Dr Nafo-Traoré brings to the RBM Partnership a wealth of expertise in maternal and child health, malaria control and health systems strengthening, as well as significant leadership experience in facilitating global, regional and country-level partnerships.
After distinguishing herself as the Director of an important sector investment program (SIP) and as Health Specialist at the World Bank in Bamako, she served as Minister of Health and also Minister of Social Affairs, Solidarity and the Elderly in Mali from 2000 to 2002. In 2003, Dr. Nafo-Traoré was appointed as the first RBM Executive Secretary and later on as Director of WHO/RBM Department.
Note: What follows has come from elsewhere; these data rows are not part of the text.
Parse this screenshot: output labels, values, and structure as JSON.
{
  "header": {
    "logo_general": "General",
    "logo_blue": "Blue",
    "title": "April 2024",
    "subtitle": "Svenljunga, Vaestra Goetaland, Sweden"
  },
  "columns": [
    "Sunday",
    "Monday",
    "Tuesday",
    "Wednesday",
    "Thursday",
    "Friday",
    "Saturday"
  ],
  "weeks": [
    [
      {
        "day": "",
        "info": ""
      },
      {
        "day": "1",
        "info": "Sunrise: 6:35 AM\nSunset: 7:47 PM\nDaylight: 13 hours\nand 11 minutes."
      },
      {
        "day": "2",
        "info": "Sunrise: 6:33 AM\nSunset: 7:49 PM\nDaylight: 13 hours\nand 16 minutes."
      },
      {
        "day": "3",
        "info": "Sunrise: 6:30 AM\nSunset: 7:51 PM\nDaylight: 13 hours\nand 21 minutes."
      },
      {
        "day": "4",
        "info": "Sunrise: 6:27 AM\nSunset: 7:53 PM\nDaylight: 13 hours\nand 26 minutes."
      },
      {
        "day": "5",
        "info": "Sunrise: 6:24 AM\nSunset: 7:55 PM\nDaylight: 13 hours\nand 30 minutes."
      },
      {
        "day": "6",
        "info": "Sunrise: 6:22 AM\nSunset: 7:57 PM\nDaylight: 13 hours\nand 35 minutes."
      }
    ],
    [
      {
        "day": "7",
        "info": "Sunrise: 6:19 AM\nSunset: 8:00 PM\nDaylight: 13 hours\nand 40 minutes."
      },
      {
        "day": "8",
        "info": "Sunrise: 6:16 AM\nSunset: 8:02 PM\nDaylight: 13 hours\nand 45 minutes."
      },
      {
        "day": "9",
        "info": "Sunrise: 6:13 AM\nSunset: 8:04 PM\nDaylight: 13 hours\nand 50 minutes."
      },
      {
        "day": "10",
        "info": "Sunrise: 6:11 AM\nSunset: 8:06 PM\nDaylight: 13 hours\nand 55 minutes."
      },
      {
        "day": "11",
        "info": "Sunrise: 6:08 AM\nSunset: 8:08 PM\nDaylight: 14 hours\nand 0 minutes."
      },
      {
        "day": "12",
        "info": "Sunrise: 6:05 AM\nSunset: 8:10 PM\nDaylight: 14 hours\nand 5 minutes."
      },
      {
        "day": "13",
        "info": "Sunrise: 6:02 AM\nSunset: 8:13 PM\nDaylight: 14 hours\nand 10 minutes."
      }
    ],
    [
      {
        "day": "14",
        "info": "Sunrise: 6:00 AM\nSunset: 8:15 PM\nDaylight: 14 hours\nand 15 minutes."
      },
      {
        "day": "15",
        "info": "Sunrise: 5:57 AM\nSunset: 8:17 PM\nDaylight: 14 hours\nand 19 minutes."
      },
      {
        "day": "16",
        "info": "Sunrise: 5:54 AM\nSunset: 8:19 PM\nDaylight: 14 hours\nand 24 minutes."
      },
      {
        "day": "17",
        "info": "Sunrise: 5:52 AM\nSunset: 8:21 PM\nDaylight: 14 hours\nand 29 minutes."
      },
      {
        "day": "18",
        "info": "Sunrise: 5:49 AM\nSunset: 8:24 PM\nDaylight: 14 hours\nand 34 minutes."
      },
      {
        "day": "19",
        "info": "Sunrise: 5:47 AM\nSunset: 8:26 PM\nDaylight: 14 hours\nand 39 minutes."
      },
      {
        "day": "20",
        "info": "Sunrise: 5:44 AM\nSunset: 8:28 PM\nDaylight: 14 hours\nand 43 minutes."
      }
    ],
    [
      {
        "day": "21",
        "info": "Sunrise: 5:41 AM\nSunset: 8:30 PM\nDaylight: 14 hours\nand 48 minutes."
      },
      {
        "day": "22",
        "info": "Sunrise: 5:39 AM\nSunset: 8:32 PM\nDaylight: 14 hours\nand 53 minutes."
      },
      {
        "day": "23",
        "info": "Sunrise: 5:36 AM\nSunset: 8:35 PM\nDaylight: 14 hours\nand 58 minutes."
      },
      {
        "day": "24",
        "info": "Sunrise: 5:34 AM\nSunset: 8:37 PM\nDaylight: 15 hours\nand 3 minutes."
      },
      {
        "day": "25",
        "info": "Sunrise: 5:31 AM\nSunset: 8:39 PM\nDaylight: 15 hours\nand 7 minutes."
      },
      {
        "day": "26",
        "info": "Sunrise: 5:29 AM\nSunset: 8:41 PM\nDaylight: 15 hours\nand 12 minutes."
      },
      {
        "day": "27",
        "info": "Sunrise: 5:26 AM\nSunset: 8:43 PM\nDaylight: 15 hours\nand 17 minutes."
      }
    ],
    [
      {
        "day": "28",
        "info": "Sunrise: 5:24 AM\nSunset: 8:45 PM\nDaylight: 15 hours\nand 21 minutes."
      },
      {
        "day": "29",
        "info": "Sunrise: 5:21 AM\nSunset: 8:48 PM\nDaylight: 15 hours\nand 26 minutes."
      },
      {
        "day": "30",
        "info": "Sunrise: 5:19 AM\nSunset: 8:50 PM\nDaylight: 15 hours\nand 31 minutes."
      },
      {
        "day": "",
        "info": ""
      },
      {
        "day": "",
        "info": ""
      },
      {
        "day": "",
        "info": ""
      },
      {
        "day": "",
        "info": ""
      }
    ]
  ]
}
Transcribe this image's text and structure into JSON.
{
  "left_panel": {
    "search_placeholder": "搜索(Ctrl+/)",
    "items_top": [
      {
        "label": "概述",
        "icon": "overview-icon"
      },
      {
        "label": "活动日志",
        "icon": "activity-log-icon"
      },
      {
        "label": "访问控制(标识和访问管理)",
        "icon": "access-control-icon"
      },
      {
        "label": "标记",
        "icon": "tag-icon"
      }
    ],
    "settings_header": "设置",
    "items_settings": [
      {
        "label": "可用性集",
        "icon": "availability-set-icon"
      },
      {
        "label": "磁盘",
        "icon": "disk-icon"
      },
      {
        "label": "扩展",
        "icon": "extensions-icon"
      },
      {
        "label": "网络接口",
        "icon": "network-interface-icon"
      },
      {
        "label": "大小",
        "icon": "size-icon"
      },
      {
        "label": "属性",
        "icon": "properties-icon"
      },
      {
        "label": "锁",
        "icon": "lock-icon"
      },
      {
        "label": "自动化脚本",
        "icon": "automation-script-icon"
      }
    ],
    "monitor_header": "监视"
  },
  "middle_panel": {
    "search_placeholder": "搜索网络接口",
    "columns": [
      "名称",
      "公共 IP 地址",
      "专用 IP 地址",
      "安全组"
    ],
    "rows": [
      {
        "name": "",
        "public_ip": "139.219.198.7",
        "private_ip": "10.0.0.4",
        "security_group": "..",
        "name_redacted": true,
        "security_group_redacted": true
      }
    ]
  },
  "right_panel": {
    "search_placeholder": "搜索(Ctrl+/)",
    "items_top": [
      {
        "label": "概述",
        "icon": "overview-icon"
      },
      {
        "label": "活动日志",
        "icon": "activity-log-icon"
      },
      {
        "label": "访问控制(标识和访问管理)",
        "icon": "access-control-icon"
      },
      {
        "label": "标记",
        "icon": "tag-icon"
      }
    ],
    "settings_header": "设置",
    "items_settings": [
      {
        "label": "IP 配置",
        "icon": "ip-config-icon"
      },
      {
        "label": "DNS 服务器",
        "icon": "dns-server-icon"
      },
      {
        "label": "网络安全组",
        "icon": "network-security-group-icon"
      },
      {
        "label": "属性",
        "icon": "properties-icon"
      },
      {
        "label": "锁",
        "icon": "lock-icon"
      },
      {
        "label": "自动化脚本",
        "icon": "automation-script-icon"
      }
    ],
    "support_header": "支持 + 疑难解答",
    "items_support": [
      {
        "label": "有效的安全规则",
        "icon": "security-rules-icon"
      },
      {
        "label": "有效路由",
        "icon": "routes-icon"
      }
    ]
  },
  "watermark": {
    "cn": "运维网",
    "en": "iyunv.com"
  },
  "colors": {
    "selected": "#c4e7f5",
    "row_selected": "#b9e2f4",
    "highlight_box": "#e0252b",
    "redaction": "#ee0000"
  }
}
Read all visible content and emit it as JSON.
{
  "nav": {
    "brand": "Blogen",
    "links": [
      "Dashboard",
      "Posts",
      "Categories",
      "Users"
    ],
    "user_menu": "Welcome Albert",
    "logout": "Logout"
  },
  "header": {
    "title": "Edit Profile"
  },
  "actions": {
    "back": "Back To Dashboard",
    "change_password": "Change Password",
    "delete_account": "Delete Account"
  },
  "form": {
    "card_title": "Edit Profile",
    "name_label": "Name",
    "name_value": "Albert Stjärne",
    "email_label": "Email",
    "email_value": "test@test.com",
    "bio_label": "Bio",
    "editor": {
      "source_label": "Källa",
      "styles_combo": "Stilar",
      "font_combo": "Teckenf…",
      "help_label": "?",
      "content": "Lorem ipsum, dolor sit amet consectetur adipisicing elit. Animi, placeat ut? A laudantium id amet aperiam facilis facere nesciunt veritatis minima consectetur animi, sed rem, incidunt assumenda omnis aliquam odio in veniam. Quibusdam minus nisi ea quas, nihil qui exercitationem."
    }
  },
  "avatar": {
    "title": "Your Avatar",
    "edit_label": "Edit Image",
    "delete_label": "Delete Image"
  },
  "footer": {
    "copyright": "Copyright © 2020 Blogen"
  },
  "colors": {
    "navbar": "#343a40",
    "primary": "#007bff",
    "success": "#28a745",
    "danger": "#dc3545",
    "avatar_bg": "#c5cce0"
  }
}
She subsequently served as a WHO representative to the Congo and Ethiopia.
Over the past fifteen years, Dr Nafo-Traoré has helped strengthen the health sector in a number of countries across Africa. She has served the African health community in different capacities, including as President of the Assembly of ECOWAS Ministers of Health and member of different working groups and regional mechanisms.
In her recent positions, she facilitated efforts to implement the Paris Declaration on AID effectiveness and the UN reform Delivery as One initiative (2006-2012). She also nurtured a policy dialogue among ministries and diverse sectors of the society to anchor health in key national agendas and increase domestic funding for health. She worked with bilateral, multilateral and national actors to develop a health sector plan, which proposed, inter alia, strategies to manage a human resources crisis and improve health information systems.
As Minister of Health in Mali, she oversaw a US$ 350 million partnership initiative to implement a national program for investment in the health sector and ensure that control interventions for major endemic diseases are rolled out in a coordinated and complementary fashion.
In addition to leading strategic efforts at the country level, she has provided strategic and technical guidance to global health initiatives and partnerships, including as Member of the Board of GAVI (Global Alliance for Vaccines and Immunization) and as Member of the UNAIDS/WHO technical working group in 2001-2002.
Dr Nafo-Traoré was twice awarded the national distinction of “Chevalier” and “Officer” de l'Ordre National du Mali, in 1996 and in 2007. She is a member of numerous professional associations and has authored a significant number of technical publications and studies.
Guardian Professional: 'Passion is absolutely critical if you want to be a good leader'
Dr Fatoumata Nafo-Traoré, executive director of Roll Back Malaria talks about her career and calls for a rights-based approach to development
PANA (via AfriqueJet): Distribution des moustiquaires imprégnées en Afrique
Europe1: Les carnets du monde Les enjeux de la lutte contre le paludisme en Asie du sud-est
[Audio and transcript] 29:30- 35:50
UN Radio : Malaria Progress report
ABC Radio Australia : Fears about drug-resistant Malaria
ABC Radio Australia : Drug resistant malaria in Africa
Mali santé : Interview telephonique
UN Radio: Lutte contre le paludisme: les priorités de Nafo-Traoré
[Transcript and audio]
BBC: Dr Fatoumata Nafo-Traoré, RBM Executive Director, Guest of BBC Focus on Africa
[audio: MP3, courtesy of BBC]
RCM Africa: (Vol.1, Issue 1 July 2012 - September 2012 Editorial) A chat with Dr Fatoumata Nafo-Traoré [in English] (RCM Africa is a newsletter of the Regional Coordination Mechanism of United Nations support to the African Union and its NEPAD Programme)